Defendant further argues that we should apply the same standard for determination of voluntariness in reviewing confessions as we do where guilty pleas are involved. He cites McClanahan v. State (1953), 232 Ind. 567, 571, 112 N.E.2d 575, 577 which stated that "[i]f an accused in fact is intoxicated while operating a motor vehicle his mental condition is such that he could not enter a plea of guilty to the charge `freely and understandingly,' which must be the case if the plea is valid." Defendant urges that because his breathalizer test results presented statutory prima facie evidence of intoxication, Ind. Code § 9-4-1-54(b)(4)(A) (Burns 1980) [Repealed by P.L. 143-1983, § 9], it must necessarily follow that defendant could not possess the necessary state of mind to knowingly and voluntarily waive his rights. In Pavey v. State (1986), Ind., 498 N.E.2d 1195, we observed that the legislature's determination of the intoxication level beyond which driving ability is presumed impaired does not serve as an appropriate standard for determining the defense of voluntary intoxication in a murder trial. This is likewise true with respect to the voluntariness of a statement. As we noted in Rodgers, supra, it is the degree of impairment which is critical. The mere fact that a blood alcohol test provides presumptive evidence that one's motor skills are sufficiently impaired to safely drive a motor vehicle does not necessarily imply that his mental processes are *476 incapable of a knowing and intelligent waiver of his rights. This remains to be determined by the trial court from the totality of the circumstances.
We find that the defendant's waiver of rights was sufficient, and that his resulting statement was made voluntarily. It was not error to admit the statement.Issue II

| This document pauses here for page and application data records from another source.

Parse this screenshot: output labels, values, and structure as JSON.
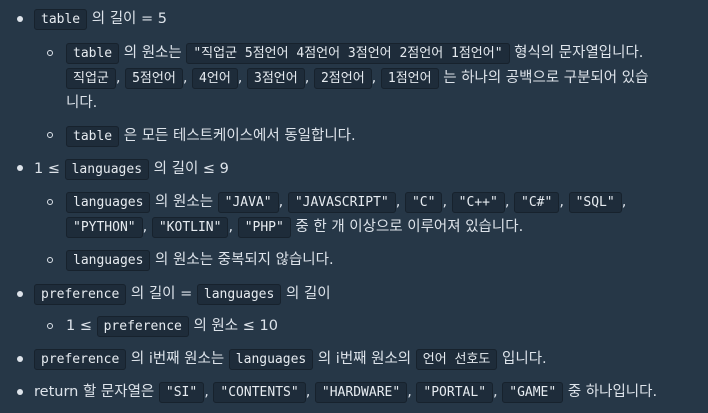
{
  "items": [
    {
      "parts": [
        {
          "c": "table"
        },
        {
          "t": " 의 길이 = 5"
        }
      ]
    },
    {
      "parts": [
        {
          "c": "table"
        },
        {
          "t": " 의 원소는 "
        },
        {
          "c": "\"직업군 5점언어 4점언어 3점언어 2점언어 1점언어\""
        },
        {
          "t": " 형식의 문자열입니다."
        }
      ]
    },
    {
      "parts": [
        {
          "c": "직업군"
        },
        {
          "t": ", "
        },
        {
          "c": "5점언어"
        },
        {
          "t": ", "
        },
        {
          "c": "4언어"
        },
        {
          "t": ", "
        },
        {
          "c": "3점언어"
        },
        {
          "t": ", "
        },
        {
          "c": "2점언어"
        },
        {
          "t": ", "
        },
        {
          "c": "1점언어"
        },
        {
          "t": " 는 하나의 공백으로 구분되어 있습"
        }
      ]
    },
    {
      "parts": [
        {
          "t": "니다."
        }
      ]
    },
    {
      "parts": [
        {
          "c": "table"
        },
        {
          "t": " 은 모든 테스트케이스에서 동일합니다."
        }
      ]
    },
    {
      "parts": [
        {
          "t": "1 ≤ "
        },
        {
          "c": "languages"
        },
        {
          "t": " 의 길이 ≤ 9"
        }
      ]
    },
    {
      "parts": [
        {
          "c": "languages"
        },
        {
          "t": " 의 원소는 "
        },
        {
          "c": "\"JAVA\""
        },
        {
          "t": ", "
        },
        {
          "c": "\"JAVASCRIPT\""
        },
        {
          "t": ", "
        },
        {
          "c": "\"C\""
        },
        {
          "t": ", "
        },
        {
          "c": "\"C++\""
        },
        {
          "t": ", "
        },
        {
          "c": "\"C#\""
        },
        {
          "t": ", "
        },
        {
          "c": "\"SQL\""
        },
        {
          "t": ","
        }
      ]
    },
    {
      "parts": [
        {
          "c": "\"PYTHON\""
        },
        {
          "t": ", "
        },
        {
          "c": "\"KOTLIN\""
        },
        {
          "t": ", "
        },
        {
          "c": "\"PHP\""
        },
        {
          "t": " 중 한 개 이상으로 이루어져 있습니다."
        }
      ]
    },
    {
      "parts": [
        {
          "c": "languages"
        },
        {
          "t": " 의 원소는 중복되지 않습니다."
        }
      ]
    },
    {
      "parts": [
        {
          "c": "preference"
        },
        {
          "t": " 의 길이 = "
        },
        {
          "c": "languages"
        },
        {
          "t": " 의 길이"
        }
      ]
    },
    {
      "parts": [
        {
          "t": "1 ≤ "
        },
        {
          "c": "preference"
        },
        {
          "t": " 의 원소 ≤ 10"
        }
      ]
    },
    {
      "parts": [
        {
          "c": "preference"
        },
        {
          "t": " 의 i번째 원소는 "
        },
        {
          "c": "languages"
        },
        {
          "t": " 의 i번째 원소의 "
        },
        {
          "c": "언어 선호도"
        },
        {
          "t": " 입니다."
        }
      ]
    },
    {
      "parts": [
        {
          "t": "return 할 문자열은 "
        },
        {
          "c": "\"SI\""
        },
        {
          "t": ", "
        },
        {
          "c": "\"CONTENTS\""
        },
        {
          "t": ", "
        },
        {
          "c": "\"HARDWARE\""
        },
        {
          "t": ", "
        },
        {
          "c": "\"PORTAL\""
        },
        {
          "t": ", "
        },
        {
          "c": "\"GAME\""
        },
        {
          "t": " 중 하나입니다."
        }
      ]
    }
  ]
}
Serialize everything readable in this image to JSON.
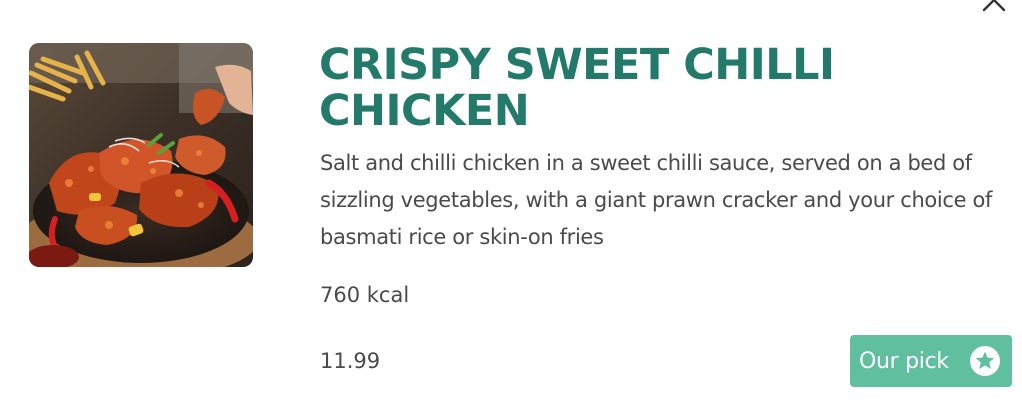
{
  "item": {
    "title": "CRISPY SWEET CHILLI CHICKEN",
    "description": "Salt and chilli chicken in a sweet chilli sauce, served on a bed of sizzling vegetables, with a giant prawn cracker and your choice of basmati rice or skin-on fries",
    "calories": "760 kcal",
    "price": "11.99",
    "badge_label": "Our pick",
    "badge_icon": "star-icon"
  },
  "icons": {
    "close": "close-icon"
  },
  "colors": {
    "title": "#237a6b",
    "body_text": "#4a4a4a",
    "badge_bg": "#5fbf9e",
    "badge_text": "#ffffff"
  }
}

The jury was instructed regarding voluntary manslaughter, involuntary manslaughter, and reckless homicide, as lesser-included offenses of murder. Relying in part upon the prior statutory definition of "serious bodily injury," as including "bodily injury ... that causes death," defendant contends that the trial court erred in refusing his tendered instruction regarding criminal recklessness as a lesser-included offense. However, the merits of this contention are irrelevant on appeal, as they were at trial, because the tendered instruction was otherwise insufficient, incomplete, and potentially confusing. An instruction which presents the jury with the definition of an uncharged criminal offense and authorizes the determination of guilt or innocence thereon, must explain the role of the crime as a lesser-included offense in order to place it in its proper context in the case. Smith v. State (1981), Ind., 422 N.E.2d 1179, 1184. For these reasons, the trial court properly refused the instruction.
SHEPARD, C.J., and DeBRULER, GIVAN and PIVARNIK, JJ., concur.NOTES
 Defendant essentially argues that under the facts of his case, criminal recklessness should have been treated as a lesser-included offense of murder. He asserts that, except for the culpability element, the offense of murder was otherwise the same as the offense of criminal recklessness, Ind. Code § 35-42-2-2, because the definition of "serious bodily injury" under Ind. Code § 35-41-1-2 included "bodily injury ... that causes death," (repealed by P.L. 311-1983, Sec. 49). Ind. Code § 35-41-1-2 expressly defines "included offense" to include an offense differing from the charged crime only in the respect that a "lesser kind of culpability" is required. Defendant urges that the sole culpability for the offense of criminal recklessness has been construed to be that of recklessness. Humes v. State (1981), Ind., 426 N.E.2d 379; Johnson v. State (1982), Ind., 435 N.E.2d 242; Flowers v. State (1985), Ind., 481 N.E.2d 100.